Australian scientists urge caution over latest BPA study
- February 27, 2013
- Sophie Langley
Australian scientists have urged caution in interpreting the results of a new study that suggests a chemical used in food packaging may disrupt the development of young brains and be linked to autism.
Researchers at the Duke University Medical Centre in North Carolina found that bisphenol A, more commonly known as BPA, affects the growth of a gene in rats that is involved in the development of the nerve cells in the brain and spine.
These results in rats suggest that BPA might have similar affects on human brains, particularly those of babies and children. The results of the study suggested that female brains might be even more susceptible to damage than male brains.
BPA is sometimes used in plastic food packaging and bottled water. The chemical can be ingested if it seeps into the contents of food and beverage containers.
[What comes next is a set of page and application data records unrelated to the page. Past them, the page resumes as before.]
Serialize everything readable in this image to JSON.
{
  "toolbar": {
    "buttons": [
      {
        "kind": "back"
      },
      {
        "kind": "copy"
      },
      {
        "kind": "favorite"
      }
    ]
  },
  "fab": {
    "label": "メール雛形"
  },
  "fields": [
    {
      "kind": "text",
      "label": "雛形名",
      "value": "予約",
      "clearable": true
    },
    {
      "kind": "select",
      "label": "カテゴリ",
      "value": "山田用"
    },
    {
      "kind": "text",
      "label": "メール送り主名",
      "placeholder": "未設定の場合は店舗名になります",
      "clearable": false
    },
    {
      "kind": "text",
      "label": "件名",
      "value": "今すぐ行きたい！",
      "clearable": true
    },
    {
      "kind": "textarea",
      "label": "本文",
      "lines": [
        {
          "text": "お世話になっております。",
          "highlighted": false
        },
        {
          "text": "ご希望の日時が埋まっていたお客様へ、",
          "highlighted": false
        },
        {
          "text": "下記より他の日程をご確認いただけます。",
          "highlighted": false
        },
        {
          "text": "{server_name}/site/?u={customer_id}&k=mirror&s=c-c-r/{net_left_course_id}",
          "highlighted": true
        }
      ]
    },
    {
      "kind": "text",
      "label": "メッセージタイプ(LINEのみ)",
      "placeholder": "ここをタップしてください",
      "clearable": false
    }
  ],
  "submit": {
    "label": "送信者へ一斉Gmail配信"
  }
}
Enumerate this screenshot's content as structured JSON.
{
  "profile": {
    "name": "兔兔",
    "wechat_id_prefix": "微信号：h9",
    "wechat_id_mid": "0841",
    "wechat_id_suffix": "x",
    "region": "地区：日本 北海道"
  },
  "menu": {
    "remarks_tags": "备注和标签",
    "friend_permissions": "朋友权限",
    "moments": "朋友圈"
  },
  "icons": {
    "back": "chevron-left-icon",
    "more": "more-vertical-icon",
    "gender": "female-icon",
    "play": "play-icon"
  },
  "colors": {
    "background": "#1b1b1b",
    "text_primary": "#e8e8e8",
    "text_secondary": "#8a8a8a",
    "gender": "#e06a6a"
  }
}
“Our study found that BPA may impair the development of the central nervous system, and raises the question as to whether exposure could predispose animals and humans to neurodevelopmental disorders,” said lead author Wolfgang Liedtke, associate professor of medicine, neurology and neurobiology at Duke.
But Australian scientists say the results are still inconclusive.
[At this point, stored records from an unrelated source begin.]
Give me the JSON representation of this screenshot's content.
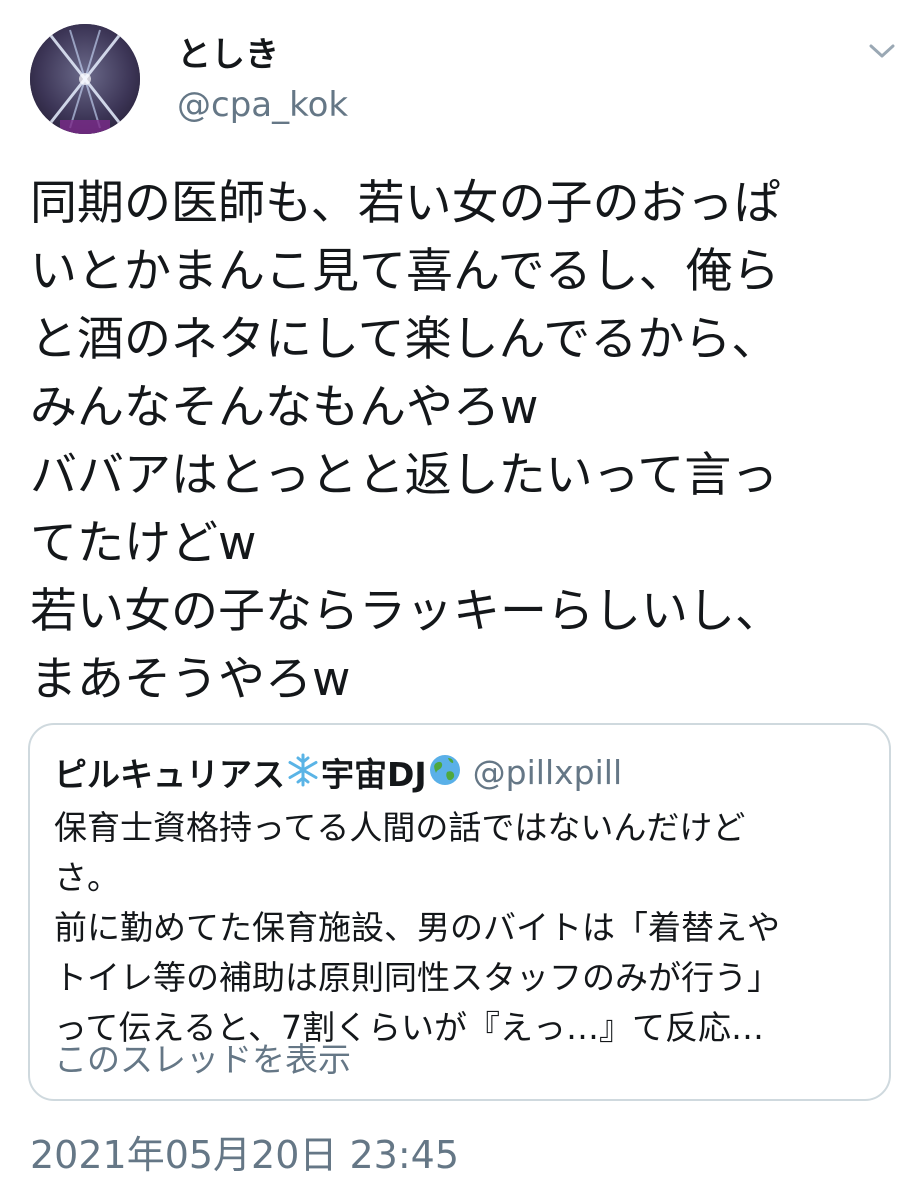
{
  "tweet": {
    "author": {
      "display_name": "としき",
      "handle": "@cpa_kok",
      "avatar_icon": "avatar-stage-lights"
    },
    "more_icon": "chevron-down-icon",
    "text_lines": [
      "同期の医師も、若い女の子のおっぱ",
      "いとかまんこ見て喜んでるし、俺ら",
      "と酒のネタにして楽しんでるから、",
      "みんなそんなもんやろw",
      "ババアはとっとと返したいって言っ",
      "てたけどw",
      "若い女の子ならラッキーらしいし、",
      "まあそうやろw"
    ],
    "quoted_tweet": {
      "display_name": "ピルキュリアス",
      "name_mid": "宇宙DJ",
      "emoji_icons": [
        "snowflake-icon",
        "globe-icon"
      ],
      "handle": "@pillxpill",
      "text_lines": [
        "保育士資格持ってる人間の話ではないんだけど",
        "さ。",
        "前に勤めてた保育施設、男のバイトは「着替えや",
        "トイレ等の補助は原則同性スタッフのみが行う」",
        "って伝えると、7割くらいが『えっ…』て反応…"
      ],
      "show_thread_label": "このスレッドを表示"
    },
    "timestamp": "2021年05月20日 23:45"
  },
  "colors": {
    "text_primary": "#14171a",
    "text_secondary": "#657786",
    "card_border": "#cfd9de"
  }
}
“There are a number of health outcomes, which have been linked to BPA exposure, including anxiety and ADHD,” said Emeritus Professor Michael Moore, a toxicologist and former director of the National Research Centre for Environmental Toxicology at the University of Queensland. “However these largely been associated with animal studies and may not necessarily relate to human outcomes.”
Professor Andrew Bartholomaeus, Adjunct Professor of Toxicology and Pharmacy at the University of Canberra agrees, saying that BPA consumed in food or drink is usually completely metabolized before it enters the bloodstream, meaning that the body’s cells are not exposed to the chemical.
BPA has a contentious history, with several other studies linking BPA to health problems in animals and humans.